The report said most of the trees identified as potential exceptions were from a group of 10 species that PG&E has identified as presenting a particularly high risk of touching off a fire if they come into contact with power lines.
The company's vegetation management program called earlier this year for removing such trees, which include gray pine, Monterey pine, several species of oaks and eucalyptus, if they're tall enough to fall across power lines.
The monitor's inspections — performed by two-person teams consisting of a certified arborist and an attorney employed by Filip's Chicago law firm — also turned up more than 500 cases where tree contractors had failed to properly clear limbs from above power lines and 60 in which trees showing signs of decay or rot had been left in place.
In three separate cases, Filip said his team found issues "that could have resulted in fatalities, injuries or serious damage if not timely remediated."
On all three occasions, the monitor's team found trees that were either in contact with or within a foot of live electrical wires. Two of those three cases involved trees that contractors had reported working on — and one of those instances involved a false report of action taken.
On July 12, the monitor team informed PG&E of a tree that was within inches of the primary conductor (power line) and had been contacting the conductor during wind gusts," Filip's report says, noting that the ongoing contact had burned leaves on the tree.
"PG&E informed the monitor team that this particular tree was identified for routing compliance work in November 2018 and a tree work company reported to PG&E that it completed the work in February 2019, even though it was not actually completed (that is, the tree work company provided a false certification)," the report continued.
Filip credited PG&E for acting promptly to deal with urgent tree-trimming issues his team identified.
In a statement, the company said it continues "to work transparently and cooperatively with the federal monitor and his team.

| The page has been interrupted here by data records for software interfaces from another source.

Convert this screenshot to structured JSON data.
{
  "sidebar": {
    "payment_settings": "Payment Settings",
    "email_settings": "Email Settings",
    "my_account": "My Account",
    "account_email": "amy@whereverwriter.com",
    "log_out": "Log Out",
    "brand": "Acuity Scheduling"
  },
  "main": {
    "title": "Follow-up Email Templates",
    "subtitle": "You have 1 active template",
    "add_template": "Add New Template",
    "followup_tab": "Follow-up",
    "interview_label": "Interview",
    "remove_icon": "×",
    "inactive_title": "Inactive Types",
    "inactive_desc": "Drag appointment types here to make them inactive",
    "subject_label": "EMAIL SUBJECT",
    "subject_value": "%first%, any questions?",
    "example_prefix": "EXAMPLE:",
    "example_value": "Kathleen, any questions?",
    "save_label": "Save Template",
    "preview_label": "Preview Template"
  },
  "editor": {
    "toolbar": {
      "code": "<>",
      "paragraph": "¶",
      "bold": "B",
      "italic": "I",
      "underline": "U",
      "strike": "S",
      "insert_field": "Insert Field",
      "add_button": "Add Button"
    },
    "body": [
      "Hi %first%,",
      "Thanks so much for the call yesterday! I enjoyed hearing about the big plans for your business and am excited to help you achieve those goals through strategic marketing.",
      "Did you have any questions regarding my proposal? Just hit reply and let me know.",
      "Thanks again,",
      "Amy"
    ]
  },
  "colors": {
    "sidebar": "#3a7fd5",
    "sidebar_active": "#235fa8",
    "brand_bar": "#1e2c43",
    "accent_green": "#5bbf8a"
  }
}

"We understand and recognize the serious concerns raised by the monitor and we are taking immediate action to address these issues, which are consistent with our own internal reviews," the statement said. "PG&E’s service area includes more than 120 million trees with the potential to grow or fall into our overhead power lines. While we have made progress in many areas to further enhance wildfire safety including vegetation management work, we acknowledge that we have more work to do. We are pursuing a range of solutions to help make the energy system safer for the customers we serve."